The war has fueled soaring prices for grains, cooking oils, fuel and fertilizer.

Russia and Ukraine account for nearly a third of global wheat supplies. Ukraine is also a major exporter of corn and sunflower oil and Russia a key fertilizer exporter.

"I'm working closely with our European partners to get 20 million tons of grain locked in Ukraine out onto the market to help bring down food prices," Biden told a union convention in Philadelphia. "It can't get out through the Black Sea because it'll get blown out of the water."

Since the start of the conflict, Ukraine and Russia have laid sea mines.

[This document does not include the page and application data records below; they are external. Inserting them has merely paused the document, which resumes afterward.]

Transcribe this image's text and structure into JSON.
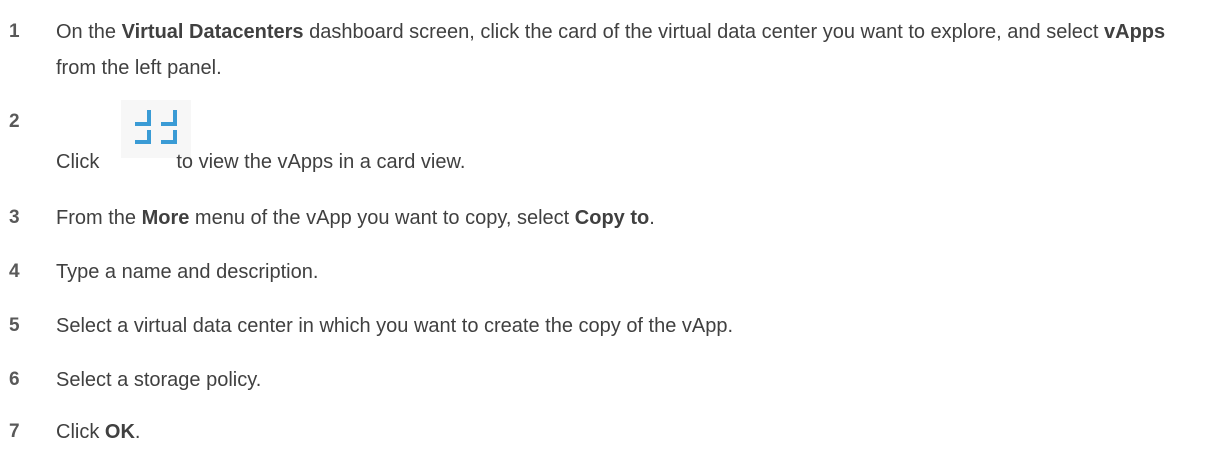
{
  "steps": [
    {
      "number": "1",
      "p1": "On the ",
      "b1": "Virtual Datacenters",
      "p2": " dashboard screen, click the card of the virtual data center you want to explore, and select ",
      "b2": "vApps",
      "p3": " from the left panel."
    },
    {
      "number": "2",
      "p1": "Click",
      "icon": "card-view-icon",
      "p2": "to view the vApps in a card view."
    },
    {
      "number": "3",
      "p1": "From the ",
      "b1": "More",
      "p2": " menu of the vApp you want to copy, select ",
      "b2": "Copy to",
      "p3": "."
    },
    {
      "number": "4",
      "p1": "Type a name and description."
    },
    {
      "number": "5",
      "p1": "Select a virtual data center in which you want to create the copy of the vApp."
    },
    {
      "number": "6",
      "p1": "Select a storage policy."
    },
    {
      "number": "7",
      "p1": "Click ",
      "b1": "OK",
      "p2": "."
    }
  ],
  "colors": {
    "text": "#404040",
    "number": "#595959",
    "icon": "#3a9bd5"
  }
}
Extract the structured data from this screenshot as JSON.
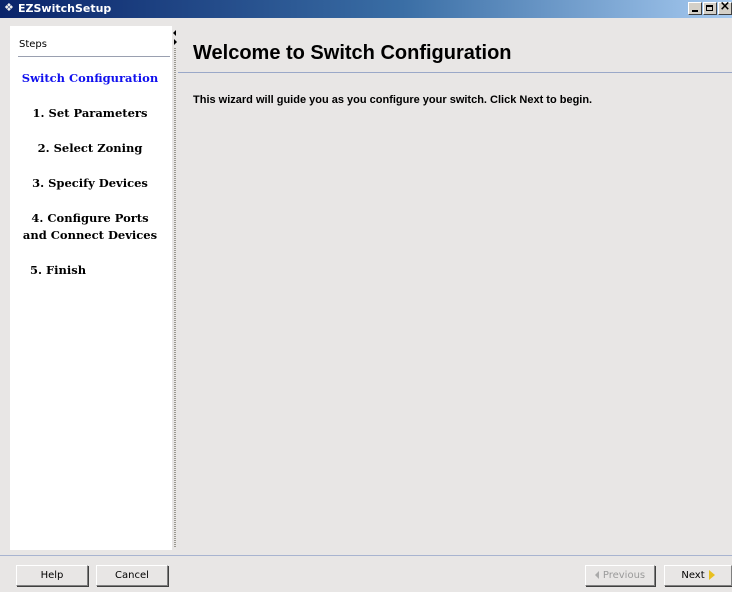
{
  "window": {
    "title": "EZSwitchSetup"
  },
  "steps_panel": {
    "header": "Steps",
    "items": [
      {
        "label": "Switch Configuration",
        "active": true
      },
      {
        "label": "1. Set Parameters"
      },
      {
        "label": "2. Select Zoning"
      },
      {
        "label": "3. Specify Devices"
      },
      {
        "label_line1": "4. Configure Ports",
        "label_line2": "and Connect Devices"
      },
      {
        "label": "5. Finish"
      }
    ]
  },
  "content": {
    "title": "Welcome to Switch Configuration",
    "intro": "This wizard will guide you as you configure your switch. Click Next to begin."
  },
  "buttons": {
    "help": "Help",
    "cancel": "Cancel",
    "previous": "Previous",
    "next": "Next"
  },
  "colors": {
    "active_step": "#1010ee",
    "title_bar": "#0a246a",
    "next_arrow": "#e8c020"
  },
  "icons": {
    "app": "switch-app-icon",
    "next": "arrow-right-icon",
    "previous": "arrow-left-icon"
  }
}
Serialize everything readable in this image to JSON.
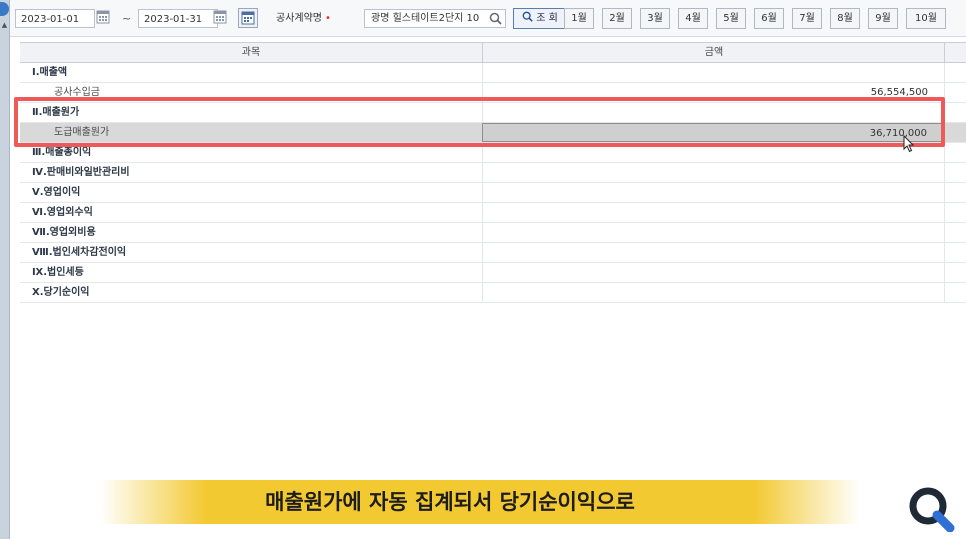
{
  "toolbar": {
    "date_from": "2023-01-01",
    "date_sep": "~",
    "date_to": "2023-01-31",
    "contract_label": "공사계약명",
    "required_mark": "•",
    "contract_value": "광명 힐스테이트2단지 10",
    "query_button": "조 회",
    "months": [
      "1월",
      "2월",
      "3월",
      "4월",
      "5월",
      "6월",
      "7월",
      "8월",
      "9월",
      "10월"
    ]
  },
  "grid": {
    "columns": [
      "과목",
      "금액"
    ],
    "rows": [
      {
        "label": "Ⅰ.매출액",
        "amount": "",
        "kind": "section"
      },
      {
        "label": "공사수입금",
        "amount": "56,554,500",
        "kind": "sub"
      },
      {
        "label": "Ⅱ.매출원가",
        "amount": "",
        "kind": "section"
      },
      {
        "label": "도급매출원가",
        "amount": "36,710,000",
        "kind": "sub"
      },
      {
        "label": "Ⅲ.매출총이익",
        "amount": "",
        "kind": "section"
      },
      {
        "label": "Ⅳ.판매비와일반관리비",
        "amount": "",
        "kind": "section"
      },
      {
        "label": "Ⅴ.영업이익",
        "amount": "",
        "kind": "section"
      },
      {
        "label": "Ⅵ.영업외수익",
        "amount": "",
        "kind": "section"
      },
      {
        "label": "Ⅶ.영업외비용",
        "amount": "",
        "kind": "section"
      },
      {
        "label": "Ⅷ.법인세차감전이익",
        "amount": "",
        "kind": "section"
      },
      {
        "label": "Ⅸ.법인세등",
        "amount": "",
        "kind": "section"
      },
      {
        "label": "Ⅹ.당기순이익",
        "amount": "",
        "kind": "section"
      }
    ],
    "selected_row": 3
  },
  "caption": "매출원가에 자동 집계되서 당기순이익으로",
  "colors": {
    "highlight": "#ee5a5a",
    "caption_band": "#f3c931",
    "logo_blue": "#2f6fd6"
  },
  "icons": [
    "calendar-icon",
    "search-icon",
    "mouse-cursor-icon",
    "magnifier-logo-icon"
  ]
}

Some 84 foreign ships are still stuck in Ukrainian ports - many of which have grain cargoes onboard.

Biden said the United States is working on a plan to get grain out of Ukraine by rail, but noted that Ukrainian railway track gauges are different to those in Europe, so the grain has to be transferred to different trains at the border.

"So we're going to build silos, temporary silos, on the borders of Ukraine, including in Poland," Biden said.

He said the grain could be transferred from those Ukrainian railway cars into the new silos, and then on to Europe freight cars to "get it out to the ocean and get it across the world."

"But it's taking time," he said.

Ukraine's agriculture ministry said on Tuesday that European countries were considering providing temporary silos to "preserve the harvest and secure future grain supplies to world markets," but gave no further details.

Ukraine has said the best way to get its grain exports moving again quickly is through Black Sea shipments.

U.N. Secretary-General Antonio Guterres is trying to broker what he calls a "package deal" to resume both Ukrainian Black Sea exports and Russian food and fertilizer exports, which Moscow says had been impacted by western sanctions. The U.N. has so far described talks with Russia as "constructive."